WHAT NEEDS TO BE DONE —
For the word "partial", search the records and show each line in which it occurs.

Element data from apps and pages:
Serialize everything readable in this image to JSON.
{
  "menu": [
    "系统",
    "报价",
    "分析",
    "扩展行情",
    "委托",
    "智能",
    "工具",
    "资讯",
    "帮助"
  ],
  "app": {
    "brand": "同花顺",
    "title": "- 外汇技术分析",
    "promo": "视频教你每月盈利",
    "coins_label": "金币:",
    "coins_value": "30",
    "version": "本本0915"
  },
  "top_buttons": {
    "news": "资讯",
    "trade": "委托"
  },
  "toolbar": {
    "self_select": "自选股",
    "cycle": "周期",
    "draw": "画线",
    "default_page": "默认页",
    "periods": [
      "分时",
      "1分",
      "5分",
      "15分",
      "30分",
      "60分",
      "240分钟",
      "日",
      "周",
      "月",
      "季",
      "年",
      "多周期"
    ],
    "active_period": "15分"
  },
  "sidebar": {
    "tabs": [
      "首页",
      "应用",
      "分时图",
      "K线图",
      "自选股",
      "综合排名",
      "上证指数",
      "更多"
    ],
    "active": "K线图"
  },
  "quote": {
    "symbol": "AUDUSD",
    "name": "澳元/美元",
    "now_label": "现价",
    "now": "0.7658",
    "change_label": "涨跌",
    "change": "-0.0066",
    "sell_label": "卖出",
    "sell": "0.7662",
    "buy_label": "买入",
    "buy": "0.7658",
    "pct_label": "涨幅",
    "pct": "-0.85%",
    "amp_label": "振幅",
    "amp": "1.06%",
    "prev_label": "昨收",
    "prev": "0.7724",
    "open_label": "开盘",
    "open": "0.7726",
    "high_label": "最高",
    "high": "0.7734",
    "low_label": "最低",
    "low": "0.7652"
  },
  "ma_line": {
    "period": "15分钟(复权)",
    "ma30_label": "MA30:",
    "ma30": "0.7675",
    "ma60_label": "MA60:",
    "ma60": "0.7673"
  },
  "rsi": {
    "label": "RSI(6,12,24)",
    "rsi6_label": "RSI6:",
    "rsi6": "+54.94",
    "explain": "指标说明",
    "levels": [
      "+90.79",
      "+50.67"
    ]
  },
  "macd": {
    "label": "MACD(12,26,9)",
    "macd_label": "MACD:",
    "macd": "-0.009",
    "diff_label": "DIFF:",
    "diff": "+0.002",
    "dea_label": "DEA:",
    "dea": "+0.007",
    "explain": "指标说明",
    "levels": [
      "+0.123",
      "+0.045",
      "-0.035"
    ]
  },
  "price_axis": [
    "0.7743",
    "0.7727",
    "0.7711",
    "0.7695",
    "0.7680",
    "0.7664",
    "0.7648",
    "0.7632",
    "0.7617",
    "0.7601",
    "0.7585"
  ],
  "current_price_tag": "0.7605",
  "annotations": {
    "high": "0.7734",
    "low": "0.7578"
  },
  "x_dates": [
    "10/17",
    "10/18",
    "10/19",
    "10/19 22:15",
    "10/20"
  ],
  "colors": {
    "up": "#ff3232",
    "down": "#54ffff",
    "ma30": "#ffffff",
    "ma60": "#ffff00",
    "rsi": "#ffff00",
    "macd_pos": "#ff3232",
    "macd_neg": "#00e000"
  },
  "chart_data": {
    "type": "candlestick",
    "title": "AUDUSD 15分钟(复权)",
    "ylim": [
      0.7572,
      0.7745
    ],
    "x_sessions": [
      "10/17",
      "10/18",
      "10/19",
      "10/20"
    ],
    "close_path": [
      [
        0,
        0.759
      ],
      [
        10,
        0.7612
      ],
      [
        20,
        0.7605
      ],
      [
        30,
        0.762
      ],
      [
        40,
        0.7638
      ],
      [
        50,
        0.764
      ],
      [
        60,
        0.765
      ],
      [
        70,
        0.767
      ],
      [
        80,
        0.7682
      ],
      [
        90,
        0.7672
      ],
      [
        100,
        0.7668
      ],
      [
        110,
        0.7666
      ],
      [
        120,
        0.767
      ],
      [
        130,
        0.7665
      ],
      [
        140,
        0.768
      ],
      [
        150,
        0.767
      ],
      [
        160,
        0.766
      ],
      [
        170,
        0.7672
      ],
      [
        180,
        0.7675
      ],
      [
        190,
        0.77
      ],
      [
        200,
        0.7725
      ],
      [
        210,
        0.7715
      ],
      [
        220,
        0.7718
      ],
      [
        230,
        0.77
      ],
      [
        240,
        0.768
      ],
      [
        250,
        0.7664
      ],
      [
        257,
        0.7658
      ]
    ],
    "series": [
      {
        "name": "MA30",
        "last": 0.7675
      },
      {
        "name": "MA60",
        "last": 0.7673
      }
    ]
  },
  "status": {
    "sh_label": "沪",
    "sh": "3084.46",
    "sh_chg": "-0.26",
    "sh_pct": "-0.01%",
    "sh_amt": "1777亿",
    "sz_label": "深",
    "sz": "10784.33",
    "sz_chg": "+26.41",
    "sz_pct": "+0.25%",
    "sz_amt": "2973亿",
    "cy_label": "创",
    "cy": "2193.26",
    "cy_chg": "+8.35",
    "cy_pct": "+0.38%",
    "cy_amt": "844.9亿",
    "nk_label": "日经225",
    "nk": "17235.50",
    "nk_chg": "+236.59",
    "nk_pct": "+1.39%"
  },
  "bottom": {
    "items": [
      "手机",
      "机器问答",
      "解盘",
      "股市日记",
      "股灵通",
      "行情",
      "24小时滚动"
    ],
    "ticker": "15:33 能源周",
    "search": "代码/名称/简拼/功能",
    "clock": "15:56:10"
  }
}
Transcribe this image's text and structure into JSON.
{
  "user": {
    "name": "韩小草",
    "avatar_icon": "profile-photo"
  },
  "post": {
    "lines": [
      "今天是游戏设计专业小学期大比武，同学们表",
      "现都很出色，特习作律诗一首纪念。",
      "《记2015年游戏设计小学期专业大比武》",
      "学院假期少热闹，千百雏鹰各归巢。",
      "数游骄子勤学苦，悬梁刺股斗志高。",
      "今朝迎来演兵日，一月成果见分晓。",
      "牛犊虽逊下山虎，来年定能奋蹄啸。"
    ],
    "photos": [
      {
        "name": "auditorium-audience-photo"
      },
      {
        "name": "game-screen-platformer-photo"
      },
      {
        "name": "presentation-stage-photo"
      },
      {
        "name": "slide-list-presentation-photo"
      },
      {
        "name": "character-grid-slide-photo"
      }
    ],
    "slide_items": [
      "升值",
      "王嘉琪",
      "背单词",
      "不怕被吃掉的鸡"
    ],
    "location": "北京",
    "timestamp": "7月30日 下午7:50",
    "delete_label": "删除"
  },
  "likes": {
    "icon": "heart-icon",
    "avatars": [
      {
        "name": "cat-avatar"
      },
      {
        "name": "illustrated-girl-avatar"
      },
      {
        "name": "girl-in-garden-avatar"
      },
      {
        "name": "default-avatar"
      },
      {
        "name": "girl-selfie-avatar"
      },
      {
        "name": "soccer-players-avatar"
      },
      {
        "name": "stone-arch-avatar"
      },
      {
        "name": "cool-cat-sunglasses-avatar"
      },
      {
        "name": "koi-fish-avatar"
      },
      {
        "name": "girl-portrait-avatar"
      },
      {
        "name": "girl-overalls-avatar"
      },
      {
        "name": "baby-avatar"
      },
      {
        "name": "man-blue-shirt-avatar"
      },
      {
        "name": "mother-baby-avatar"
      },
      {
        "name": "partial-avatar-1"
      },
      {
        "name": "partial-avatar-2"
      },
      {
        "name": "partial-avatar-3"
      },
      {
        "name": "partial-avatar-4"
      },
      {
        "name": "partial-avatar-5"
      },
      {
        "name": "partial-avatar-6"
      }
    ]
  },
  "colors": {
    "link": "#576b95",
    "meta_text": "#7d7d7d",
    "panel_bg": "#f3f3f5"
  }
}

RESULT FOR THIS TASK —
        "name": "partial-avatar-1"
        "name": "partial-avatar-2"
        "name": "partial-avatar-3"
        "name": "partial-avatar-4"
        "name": "partial-avatar-5"
        "name": "partial-avatar-6"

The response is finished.